§ **WHAT IS REQUIRED**
Where in the data below does the word "Check" appear? Copy each line that holds it.

[DATA UNDER STUDY — start]

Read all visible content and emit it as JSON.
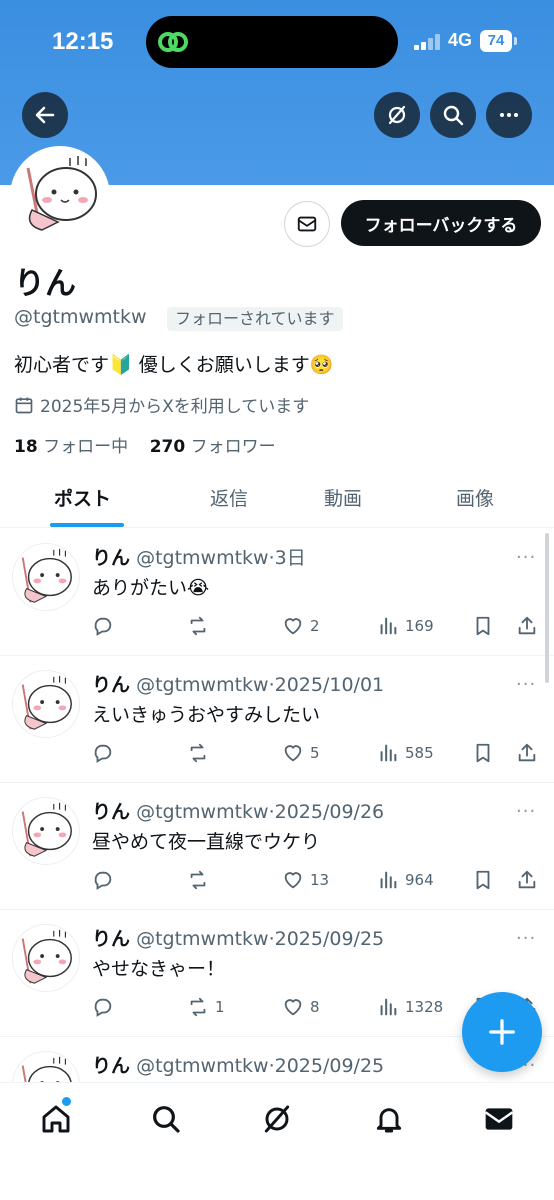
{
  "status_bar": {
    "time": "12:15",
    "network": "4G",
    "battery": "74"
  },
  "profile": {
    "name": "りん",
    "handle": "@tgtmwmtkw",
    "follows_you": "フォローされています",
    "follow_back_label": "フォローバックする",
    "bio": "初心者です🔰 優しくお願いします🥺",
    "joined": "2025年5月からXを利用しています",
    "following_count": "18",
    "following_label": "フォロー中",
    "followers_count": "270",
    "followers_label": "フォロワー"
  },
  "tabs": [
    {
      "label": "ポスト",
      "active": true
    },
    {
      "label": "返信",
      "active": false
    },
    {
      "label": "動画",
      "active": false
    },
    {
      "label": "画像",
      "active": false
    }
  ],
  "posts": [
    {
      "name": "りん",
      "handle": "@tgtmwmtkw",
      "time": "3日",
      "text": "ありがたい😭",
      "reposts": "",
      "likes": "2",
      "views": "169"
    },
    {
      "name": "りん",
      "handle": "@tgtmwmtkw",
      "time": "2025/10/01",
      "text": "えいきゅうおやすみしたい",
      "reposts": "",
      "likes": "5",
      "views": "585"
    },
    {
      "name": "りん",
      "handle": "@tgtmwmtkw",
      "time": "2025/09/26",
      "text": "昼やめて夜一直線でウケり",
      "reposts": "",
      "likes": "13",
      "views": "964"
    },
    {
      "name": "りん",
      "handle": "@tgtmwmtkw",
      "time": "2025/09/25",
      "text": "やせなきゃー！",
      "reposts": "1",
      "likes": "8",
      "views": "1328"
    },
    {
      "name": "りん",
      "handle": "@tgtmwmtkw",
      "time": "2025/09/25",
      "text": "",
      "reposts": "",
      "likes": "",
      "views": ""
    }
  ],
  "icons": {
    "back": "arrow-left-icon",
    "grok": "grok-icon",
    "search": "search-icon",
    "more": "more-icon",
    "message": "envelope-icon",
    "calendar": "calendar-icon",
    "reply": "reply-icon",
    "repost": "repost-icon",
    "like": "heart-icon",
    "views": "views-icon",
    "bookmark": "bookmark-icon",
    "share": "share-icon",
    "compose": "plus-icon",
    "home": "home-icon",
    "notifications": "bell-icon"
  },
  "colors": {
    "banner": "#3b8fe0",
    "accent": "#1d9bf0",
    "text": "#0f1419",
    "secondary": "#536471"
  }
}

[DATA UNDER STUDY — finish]
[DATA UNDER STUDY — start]

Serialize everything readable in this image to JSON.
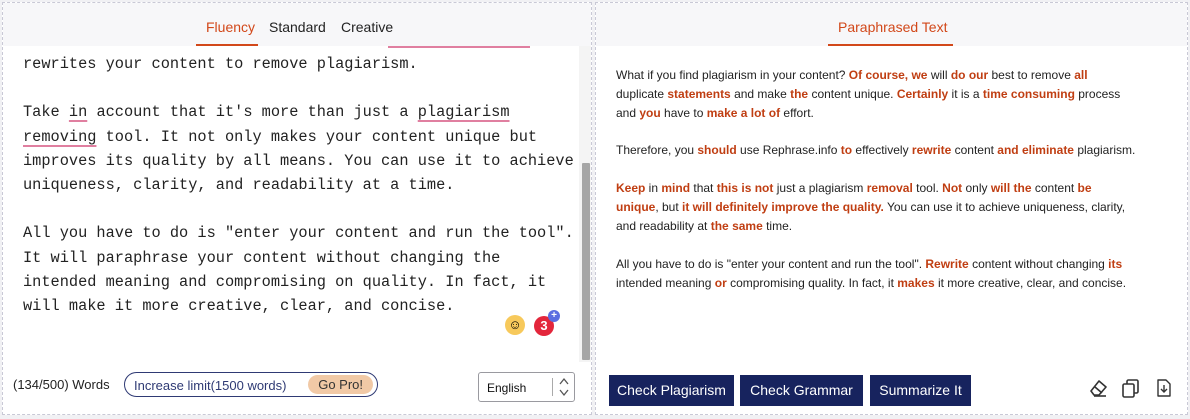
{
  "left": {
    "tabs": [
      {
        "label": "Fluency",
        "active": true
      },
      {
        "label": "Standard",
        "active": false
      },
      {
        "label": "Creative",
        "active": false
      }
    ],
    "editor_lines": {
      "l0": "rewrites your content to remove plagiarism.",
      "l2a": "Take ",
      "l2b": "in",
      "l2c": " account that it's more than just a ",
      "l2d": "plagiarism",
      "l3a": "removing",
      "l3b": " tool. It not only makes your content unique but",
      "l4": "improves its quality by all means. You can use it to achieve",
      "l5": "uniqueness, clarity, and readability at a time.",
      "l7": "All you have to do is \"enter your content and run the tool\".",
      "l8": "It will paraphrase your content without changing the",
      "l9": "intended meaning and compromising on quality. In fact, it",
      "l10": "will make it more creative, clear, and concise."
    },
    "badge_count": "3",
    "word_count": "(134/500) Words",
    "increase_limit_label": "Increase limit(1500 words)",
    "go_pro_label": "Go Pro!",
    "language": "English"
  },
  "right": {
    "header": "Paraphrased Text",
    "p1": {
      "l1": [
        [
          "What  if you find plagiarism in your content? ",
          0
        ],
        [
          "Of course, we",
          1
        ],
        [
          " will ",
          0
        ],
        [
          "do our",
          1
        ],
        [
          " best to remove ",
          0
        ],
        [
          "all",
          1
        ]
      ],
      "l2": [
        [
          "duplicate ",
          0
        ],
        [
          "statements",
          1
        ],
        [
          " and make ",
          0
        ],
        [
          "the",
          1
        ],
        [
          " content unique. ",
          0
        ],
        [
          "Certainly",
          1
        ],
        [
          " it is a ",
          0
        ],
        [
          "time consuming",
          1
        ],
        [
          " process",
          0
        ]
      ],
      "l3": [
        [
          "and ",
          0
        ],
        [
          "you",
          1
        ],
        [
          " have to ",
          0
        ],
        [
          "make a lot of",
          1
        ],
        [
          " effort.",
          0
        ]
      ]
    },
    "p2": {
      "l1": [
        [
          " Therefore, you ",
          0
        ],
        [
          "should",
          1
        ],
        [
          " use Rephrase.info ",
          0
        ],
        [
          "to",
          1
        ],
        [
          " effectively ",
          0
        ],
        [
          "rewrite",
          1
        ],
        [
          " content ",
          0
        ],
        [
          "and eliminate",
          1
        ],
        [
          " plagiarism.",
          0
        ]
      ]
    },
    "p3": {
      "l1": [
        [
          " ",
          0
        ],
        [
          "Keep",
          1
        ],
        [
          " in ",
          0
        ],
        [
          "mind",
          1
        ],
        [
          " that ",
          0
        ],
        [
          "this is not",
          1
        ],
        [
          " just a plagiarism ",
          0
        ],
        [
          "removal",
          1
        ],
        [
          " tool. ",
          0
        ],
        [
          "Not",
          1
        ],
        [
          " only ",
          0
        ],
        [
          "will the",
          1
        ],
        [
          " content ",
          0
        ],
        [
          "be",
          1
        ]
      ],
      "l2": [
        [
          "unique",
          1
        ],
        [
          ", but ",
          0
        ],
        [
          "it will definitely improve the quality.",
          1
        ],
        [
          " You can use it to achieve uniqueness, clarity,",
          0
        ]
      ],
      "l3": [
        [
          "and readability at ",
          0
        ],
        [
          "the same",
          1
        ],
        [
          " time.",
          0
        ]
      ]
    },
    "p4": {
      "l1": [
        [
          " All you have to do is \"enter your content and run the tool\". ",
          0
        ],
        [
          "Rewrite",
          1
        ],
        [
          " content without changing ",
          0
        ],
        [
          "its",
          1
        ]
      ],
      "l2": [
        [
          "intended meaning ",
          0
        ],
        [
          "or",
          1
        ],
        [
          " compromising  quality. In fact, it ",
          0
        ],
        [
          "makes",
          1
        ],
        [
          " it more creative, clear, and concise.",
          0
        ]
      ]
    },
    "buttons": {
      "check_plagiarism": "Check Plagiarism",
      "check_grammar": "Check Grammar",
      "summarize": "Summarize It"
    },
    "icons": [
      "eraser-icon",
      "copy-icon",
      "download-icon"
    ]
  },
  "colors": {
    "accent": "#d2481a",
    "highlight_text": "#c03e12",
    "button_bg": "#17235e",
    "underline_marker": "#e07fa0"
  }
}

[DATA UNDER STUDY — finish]
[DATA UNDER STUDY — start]

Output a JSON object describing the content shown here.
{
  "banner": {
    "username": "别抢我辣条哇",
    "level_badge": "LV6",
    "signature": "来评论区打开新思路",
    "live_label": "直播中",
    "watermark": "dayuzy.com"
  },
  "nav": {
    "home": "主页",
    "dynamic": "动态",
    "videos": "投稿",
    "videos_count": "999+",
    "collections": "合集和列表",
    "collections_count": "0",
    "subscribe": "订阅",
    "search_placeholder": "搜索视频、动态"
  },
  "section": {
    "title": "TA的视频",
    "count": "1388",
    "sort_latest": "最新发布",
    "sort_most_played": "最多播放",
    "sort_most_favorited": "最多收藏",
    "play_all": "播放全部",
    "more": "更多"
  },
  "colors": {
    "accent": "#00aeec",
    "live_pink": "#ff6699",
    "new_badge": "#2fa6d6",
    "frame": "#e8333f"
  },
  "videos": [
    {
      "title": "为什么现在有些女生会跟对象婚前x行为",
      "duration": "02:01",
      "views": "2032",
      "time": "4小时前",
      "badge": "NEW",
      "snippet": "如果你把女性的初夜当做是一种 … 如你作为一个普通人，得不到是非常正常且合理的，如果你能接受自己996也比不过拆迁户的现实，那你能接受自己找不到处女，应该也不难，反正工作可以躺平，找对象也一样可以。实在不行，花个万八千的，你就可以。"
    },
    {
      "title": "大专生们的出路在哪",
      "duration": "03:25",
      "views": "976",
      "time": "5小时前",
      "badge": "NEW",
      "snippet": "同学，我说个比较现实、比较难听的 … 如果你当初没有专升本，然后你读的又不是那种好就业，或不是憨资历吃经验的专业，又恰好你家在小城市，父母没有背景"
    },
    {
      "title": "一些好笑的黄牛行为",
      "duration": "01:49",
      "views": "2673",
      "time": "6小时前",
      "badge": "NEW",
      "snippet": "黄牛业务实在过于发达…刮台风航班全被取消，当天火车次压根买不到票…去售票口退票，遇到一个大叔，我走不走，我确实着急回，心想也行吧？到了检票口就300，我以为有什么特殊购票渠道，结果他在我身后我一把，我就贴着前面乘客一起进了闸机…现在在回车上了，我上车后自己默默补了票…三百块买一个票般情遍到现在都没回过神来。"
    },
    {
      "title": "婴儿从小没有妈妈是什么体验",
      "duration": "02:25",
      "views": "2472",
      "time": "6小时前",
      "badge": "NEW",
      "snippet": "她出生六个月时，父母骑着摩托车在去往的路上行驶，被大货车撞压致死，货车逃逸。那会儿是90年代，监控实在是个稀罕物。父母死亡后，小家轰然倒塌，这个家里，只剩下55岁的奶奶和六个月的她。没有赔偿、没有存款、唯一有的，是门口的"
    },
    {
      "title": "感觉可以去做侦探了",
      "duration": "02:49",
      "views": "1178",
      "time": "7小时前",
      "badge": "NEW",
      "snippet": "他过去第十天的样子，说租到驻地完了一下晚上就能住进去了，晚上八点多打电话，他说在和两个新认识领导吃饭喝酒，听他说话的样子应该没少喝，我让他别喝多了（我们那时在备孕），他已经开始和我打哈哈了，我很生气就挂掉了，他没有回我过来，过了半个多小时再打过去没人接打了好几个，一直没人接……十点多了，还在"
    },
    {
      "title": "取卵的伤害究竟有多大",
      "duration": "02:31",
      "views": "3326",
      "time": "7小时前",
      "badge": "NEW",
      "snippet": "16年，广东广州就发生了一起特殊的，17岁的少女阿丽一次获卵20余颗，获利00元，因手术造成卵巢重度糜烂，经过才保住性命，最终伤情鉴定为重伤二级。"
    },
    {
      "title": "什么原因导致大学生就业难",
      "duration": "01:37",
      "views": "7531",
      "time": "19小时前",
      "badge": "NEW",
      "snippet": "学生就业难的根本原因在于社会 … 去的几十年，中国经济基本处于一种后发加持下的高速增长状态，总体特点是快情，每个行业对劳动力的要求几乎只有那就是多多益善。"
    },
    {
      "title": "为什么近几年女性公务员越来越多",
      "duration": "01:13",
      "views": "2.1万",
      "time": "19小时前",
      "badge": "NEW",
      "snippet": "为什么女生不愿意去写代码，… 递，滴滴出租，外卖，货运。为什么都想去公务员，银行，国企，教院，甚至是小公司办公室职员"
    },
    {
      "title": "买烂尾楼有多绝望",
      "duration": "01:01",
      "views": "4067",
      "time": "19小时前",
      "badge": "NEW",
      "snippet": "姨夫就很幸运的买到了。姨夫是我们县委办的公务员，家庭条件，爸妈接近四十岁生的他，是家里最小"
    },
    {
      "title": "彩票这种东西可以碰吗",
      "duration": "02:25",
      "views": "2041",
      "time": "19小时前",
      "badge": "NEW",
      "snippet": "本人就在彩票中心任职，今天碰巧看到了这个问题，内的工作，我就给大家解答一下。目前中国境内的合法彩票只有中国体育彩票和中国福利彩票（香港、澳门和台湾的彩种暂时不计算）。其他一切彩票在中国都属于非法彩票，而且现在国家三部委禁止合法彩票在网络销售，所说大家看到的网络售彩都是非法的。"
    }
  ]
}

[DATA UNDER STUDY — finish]

§ **WRITTEN ANSWER**
      "check_plagiarism": "Check Plagiarism",
      "check_grammar": "Check Grammar",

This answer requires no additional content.